The lack of sentencing available to the courts severely blunts the Act as the existing jail terms are far too low to deter offenders, especially if we consider the fact that reductions can be given for early guilty pleas and the possibility of suspended rather than custodial sentences.
Such woefully inadequate sentences must be addressed if they are to be punishments that fit the cruelty inflicted on animals. My Bill, seeks to increase the custodial sentence for animal cruelty from six months to five years, in line with the recent changes in Northern Ireland. If we are to continue declaring ourselves a nation of animal lovers, it is about time we showed it by sending out the message that we take animal cruelty seriously.
I would like thank the RSPCA, the Dogs Trust, Battersea Dogs Home and the League Against Cruel Sports for their support for my Bill. I place on record my particular thanks to the staff at the RSPCA, who do a fantastic job dealing with some horrific cases and some situations that require real bravery. I would also like to thank my community in Redcar and Teesside who have shown their compassion and their true love for animals in the way they have responded to these terrible acts, with vigils, memorials and determined support to help me change the law.
Finally, I want to say a word about Baby the bulldog and the dog named Scamp, because this is their Bill.

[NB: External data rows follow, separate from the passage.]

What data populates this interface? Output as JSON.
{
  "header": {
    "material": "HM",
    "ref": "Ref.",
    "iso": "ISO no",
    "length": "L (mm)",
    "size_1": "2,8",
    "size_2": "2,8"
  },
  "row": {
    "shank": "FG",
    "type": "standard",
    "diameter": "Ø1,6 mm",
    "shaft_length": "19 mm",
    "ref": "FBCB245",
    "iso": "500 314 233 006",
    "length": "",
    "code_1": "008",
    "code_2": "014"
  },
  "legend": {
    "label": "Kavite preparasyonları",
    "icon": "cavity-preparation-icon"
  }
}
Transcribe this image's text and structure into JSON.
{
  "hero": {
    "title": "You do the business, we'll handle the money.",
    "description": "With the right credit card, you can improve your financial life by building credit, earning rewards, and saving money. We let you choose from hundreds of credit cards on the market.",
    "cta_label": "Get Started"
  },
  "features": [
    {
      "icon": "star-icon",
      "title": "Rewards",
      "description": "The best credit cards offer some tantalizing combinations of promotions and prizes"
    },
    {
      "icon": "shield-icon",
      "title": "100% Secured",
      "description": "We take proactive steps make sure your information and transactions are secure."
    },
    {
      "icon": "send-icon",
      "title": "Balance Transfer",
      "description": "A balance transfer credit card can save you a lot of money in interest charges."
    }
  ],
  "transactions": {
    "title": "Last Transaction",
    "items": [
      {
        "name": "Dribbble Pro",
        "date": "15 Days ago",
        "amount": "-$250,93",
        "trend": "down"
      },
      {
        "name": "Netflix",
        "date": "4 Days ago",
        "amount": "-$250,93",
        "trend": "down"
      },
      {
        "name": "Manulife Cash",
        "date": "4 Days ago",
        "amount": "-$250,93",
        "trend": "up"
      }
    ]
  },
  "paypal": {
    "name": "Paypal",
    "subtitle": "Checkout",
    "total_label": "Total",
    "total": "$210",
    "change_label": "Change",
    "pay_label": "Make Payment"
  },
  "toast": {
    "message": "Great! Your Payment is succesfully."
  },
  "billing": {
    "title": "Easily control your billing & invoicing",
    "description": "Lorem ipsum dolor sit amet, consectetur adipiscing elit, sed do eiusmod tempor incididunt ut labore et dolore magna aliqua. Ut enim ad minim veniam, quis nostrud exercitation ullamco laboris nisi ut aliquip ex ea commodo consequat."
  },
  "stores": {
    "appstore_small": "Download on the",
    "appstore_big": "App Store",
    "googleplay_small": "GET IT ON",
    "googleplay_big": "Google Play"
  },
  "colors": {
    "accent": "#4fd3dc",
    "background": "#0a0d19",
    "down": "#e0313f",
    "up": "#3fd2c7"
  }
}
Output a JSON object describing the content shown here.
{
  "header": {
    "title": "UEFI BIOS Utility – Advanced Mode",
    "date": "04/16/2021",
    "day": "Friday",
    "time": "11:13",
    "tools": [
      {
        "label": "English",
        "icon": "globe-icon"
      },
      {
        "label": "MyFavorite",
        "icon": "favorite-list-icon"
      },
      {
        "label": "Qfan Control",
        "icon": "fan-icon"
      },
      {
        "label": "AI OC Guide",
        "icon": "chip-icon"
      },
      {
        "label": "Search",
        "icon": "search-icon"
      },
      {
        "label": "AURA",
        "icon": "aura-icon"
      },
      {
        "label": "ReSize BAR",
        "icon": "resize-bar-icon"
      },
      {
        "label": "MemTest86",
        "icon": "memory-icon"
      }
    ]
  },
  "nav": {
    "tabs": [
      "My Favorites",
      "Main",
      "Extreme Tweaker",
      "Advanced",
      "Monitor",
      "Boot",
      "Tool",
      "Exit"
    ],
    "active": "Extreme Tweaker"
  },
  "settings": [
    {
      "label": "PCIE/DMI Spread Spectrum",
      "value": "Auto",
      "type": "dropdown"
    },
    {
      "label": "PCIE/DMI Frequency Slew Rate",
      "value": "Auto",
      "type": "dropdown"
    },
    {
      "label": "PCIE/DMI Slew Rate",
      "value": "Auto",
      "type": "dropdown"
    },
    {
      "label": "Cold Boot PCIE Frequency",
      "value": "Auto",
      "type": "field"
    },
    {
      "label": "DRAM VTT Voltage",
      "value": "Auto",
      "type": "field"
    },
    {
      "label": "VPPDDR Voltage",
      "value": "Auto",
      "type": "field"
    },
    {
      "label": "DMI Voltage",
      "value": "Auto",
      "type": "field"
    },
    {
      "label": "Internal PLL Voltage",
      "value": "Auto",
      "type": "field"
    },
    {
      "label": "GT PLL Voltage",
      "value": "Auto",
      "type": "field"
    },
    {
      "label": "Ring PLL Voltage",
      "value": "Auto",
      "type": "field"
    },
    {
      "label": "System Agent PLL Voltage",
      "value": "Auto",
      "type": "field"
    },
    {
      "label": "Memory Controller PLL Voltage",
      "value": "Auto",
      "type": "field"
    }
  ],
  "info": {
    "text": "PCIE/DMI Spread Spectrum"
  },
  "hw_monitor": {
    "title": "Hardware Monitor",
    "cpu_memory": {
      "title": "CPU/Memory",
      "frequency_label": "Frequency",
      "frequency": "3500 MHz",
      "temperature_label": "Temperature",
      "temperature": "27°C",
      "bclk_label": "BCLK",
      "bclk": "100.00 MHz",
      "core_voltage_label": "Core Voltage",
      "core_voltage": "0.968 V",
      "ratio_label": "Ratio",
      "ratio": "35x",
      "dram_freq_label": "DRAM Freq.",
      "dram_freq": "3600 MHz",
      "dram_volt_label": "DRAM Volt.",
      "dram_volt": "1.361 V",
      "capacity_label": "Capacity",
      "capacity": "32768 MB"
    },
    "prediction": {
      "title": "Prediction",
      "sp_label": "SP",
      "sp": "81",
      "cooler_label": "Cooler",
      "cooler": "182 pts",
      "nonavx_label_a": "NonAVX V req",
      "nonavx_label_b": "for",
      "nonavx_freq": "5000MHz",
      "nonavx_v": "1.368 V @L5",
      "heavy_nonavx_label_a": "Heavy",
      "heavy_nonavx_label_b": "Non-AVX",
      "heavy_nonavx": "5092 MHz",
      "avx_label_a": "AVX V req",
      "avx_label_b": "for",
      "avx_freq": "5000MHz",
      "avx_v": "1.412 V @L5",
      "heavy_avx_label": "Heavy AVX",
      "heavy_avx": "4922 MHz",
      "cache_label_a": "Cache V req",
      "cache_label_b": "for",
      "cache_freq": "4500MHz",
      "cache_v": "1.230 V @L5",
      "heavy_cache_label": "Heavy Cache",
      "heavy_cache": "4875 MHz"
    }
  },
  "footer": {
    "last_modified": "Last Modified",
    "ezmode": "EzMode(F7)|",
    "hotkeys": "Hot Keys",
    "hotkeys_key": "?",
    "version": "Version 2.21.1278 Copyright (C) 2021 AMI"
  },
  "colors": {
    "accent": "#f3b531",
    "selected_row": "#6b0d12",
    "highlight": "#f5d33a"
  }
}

We will probably never know the full level of cruelty and torture these silent and defenceless animals endured. We can only begin to imagine the pain they experienced and the fear they felt. We cannot undo the suffering that has been done to them, but we can show each other that this kind of cruelty has no place in our communities, and that such depraved behaviour will face the punishment that it deserves. I am grateful for having been able to introduce this debate. I urge the House to put right the injustice by supporting my Bill.